Assignment. Copy out all lines of the listing below that hold "data".

Start of Extracted information

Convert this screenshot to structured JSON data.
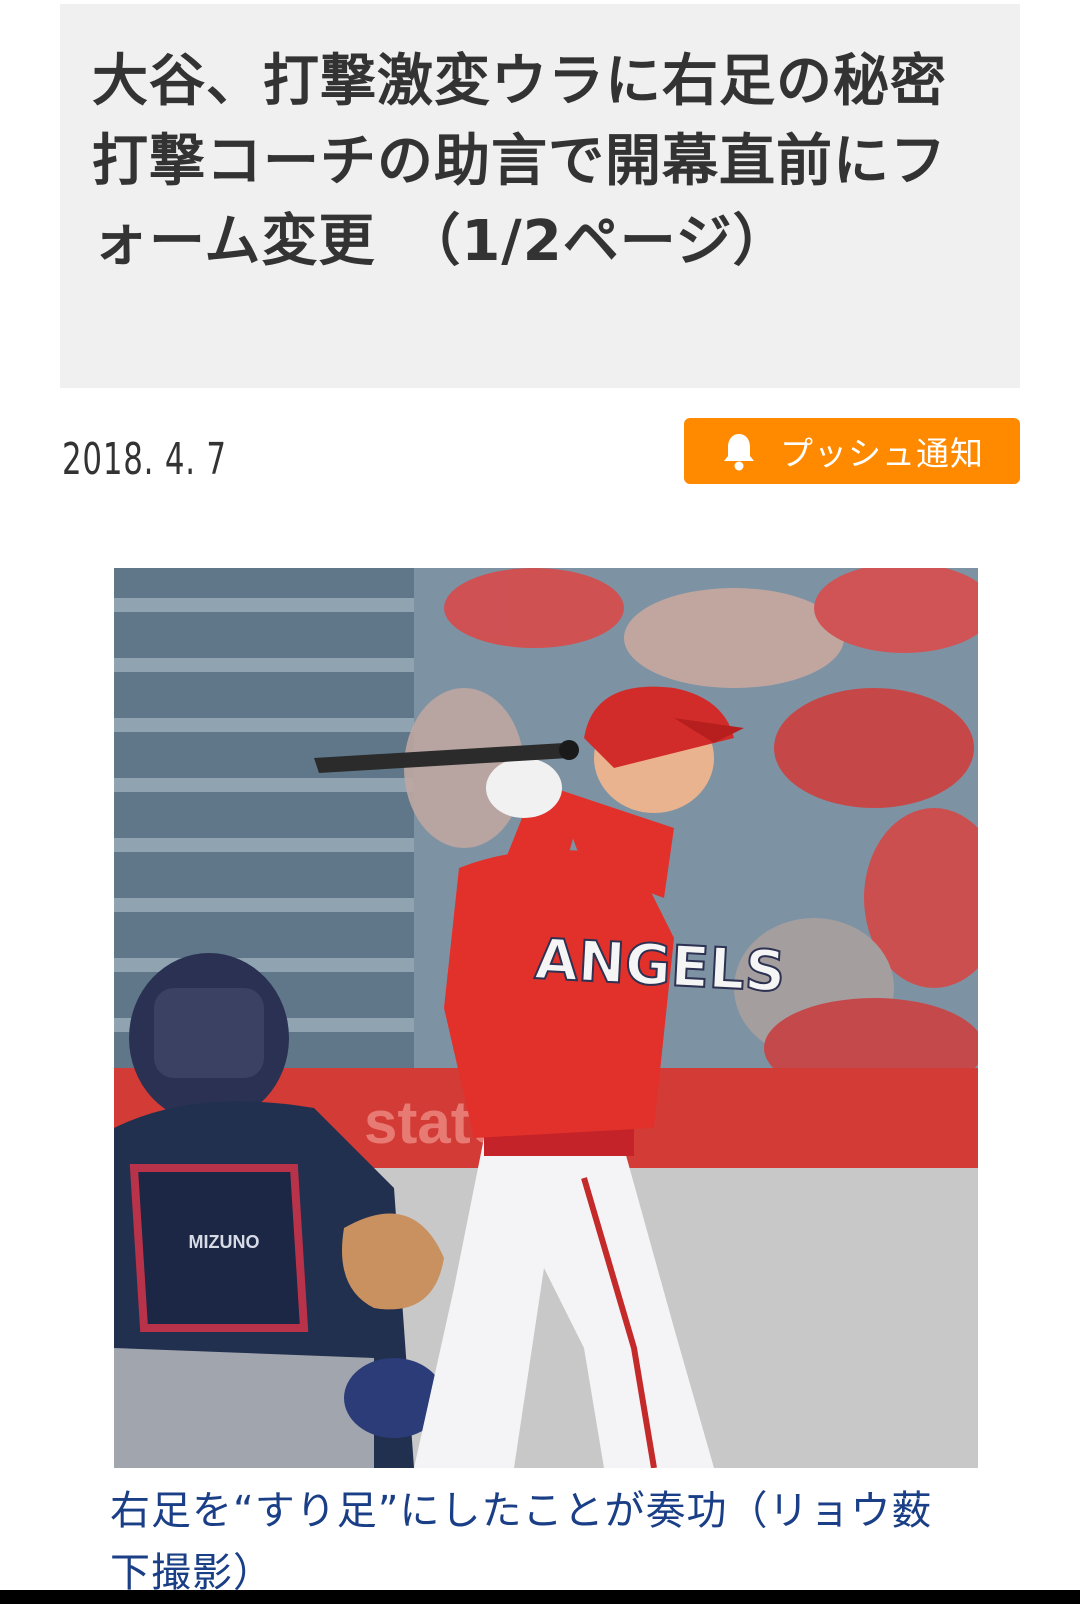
{
  "article": {
    "title": "大谷、打撃激変ウラに右足の秘密　打撃コーチの助言で開幕直前にフォーム変更　（1/2ページ）",
    "date": "2018. 4. 7"
  },
  "push_button": {
    "label": "プッシュ通知",
    "icon": "bell-icon",
    "color": "#ff8a00"
  },
  "photo": {
    "jersey_text": "ANGELS",
    "wall_text": "state",
    "gear_logo": "MIZUNO"
  },
  "caption": {
    "text": "右足を“すり足”にしたことが奏功（リョウ薮下撮影）",
    "color": "#1a3f86"
  }
}
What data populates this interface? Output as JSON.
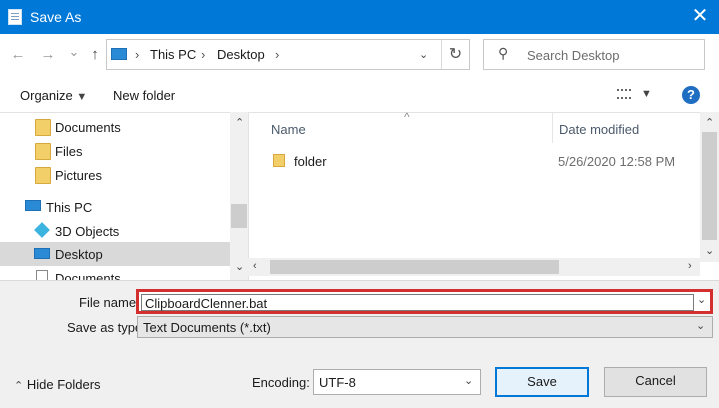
{
  "window": {
    "title": "Save As",
    "close_glyph": "✕"
  },
  "nav": {
    "back_glyph": "←",
    "forward_glyph": "→",
    "recent_glyph": "⌄",
    "up_glyph": "↑",
    "breadcrumb": [
      "This PC",
      "Desktop"
    ],
    "sep_glyph": "›",
    "refresh_glyph": "↻",
    "search_placeholder": "Search Desktop"
  },
  "toolbar": {
    "organize": "Organize",
    "new_folder": "New folder",
    "help": "?"
  },
  "sidebar": {
    "items": [
      {
        "label": "Documents",
        "icon": "folder-icon"
      },
      {
        "label": "Files",
        "icon": "folder-icon"
      },
      {
        "label": "Pictures",
        "icon": "folder-icon"
      },
      {
        "label": "This PC",
        "icon": "computer-icon"
      },
      {
        "label": "3D Objects",
        "icon": "cube-icon"
      },
      {
        "label": "Desktop",
        "icon": "desktop-icon",
        "selected": true
      },
      {
        "label": "Documents",
        "icon": "document-icon"
      }
    ]
  },
  "filelist": {
    "columns": {
      "name": "Name",
      "date": "Date modified"
    },
    "rows": [
      {
        "name": "folder",
        "date": "5/26/2020 12:58 PM"
      }
    ]
  },
  "form": {
    "file_name_label": "File name:",
    "file_name_value": "ClipboardClenner.bat",
    "save_as_type_label": "Save as type:",
    "save_as_type_value": "Text Documents (*.txt)",
    "encoding_label": "Encoding:",
    "encoding_value": "UTF-8"
  },
  "footer": {
    "hide_folders": "Hide Folders",
    "save": "Save",
    "cancel": "Cancel"
  },
  "colors": {
    "titlebar": "#0078d7",
    "highlight": "#d32f2f",
    "accent": "#0078d7"
  }
}
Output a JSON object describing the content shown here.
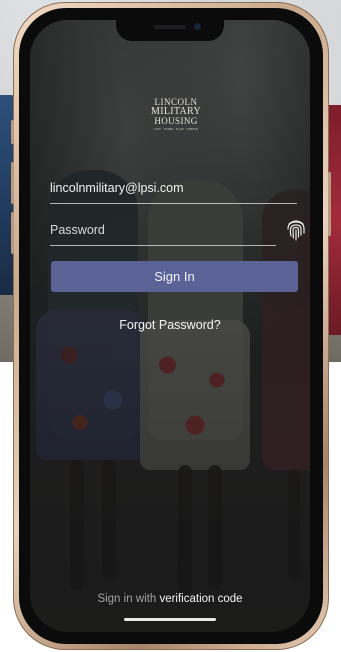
{
  "logo": {
    "line1": "LINCOLN",
    "line2": "MILITARY",
    "line3": "HOUSING",
    "tagline": "LIVE · WORK · PLAY · THRIVE"
  },
  "login": {
    "email_value": "lincolnmilitary@lpsi.com",
    "password_placeholder": "Password",
    "signin_label": "Sign In",
    "forgot_label": "Forgot Password?"
  },
  "footer": {
    "prefix": "Sign in with",
    "link": "verification code"
  },
  "icons": {
    "fingerprint": "fingerprint-icon"
  },
  "colors": {
    "button": "#5b6296",
    "frame": "#c9a98c"
  }
}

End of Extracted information

Answer area.
Convert this screenshot to structured JSON data.
What data populates this interface? Output as JSON.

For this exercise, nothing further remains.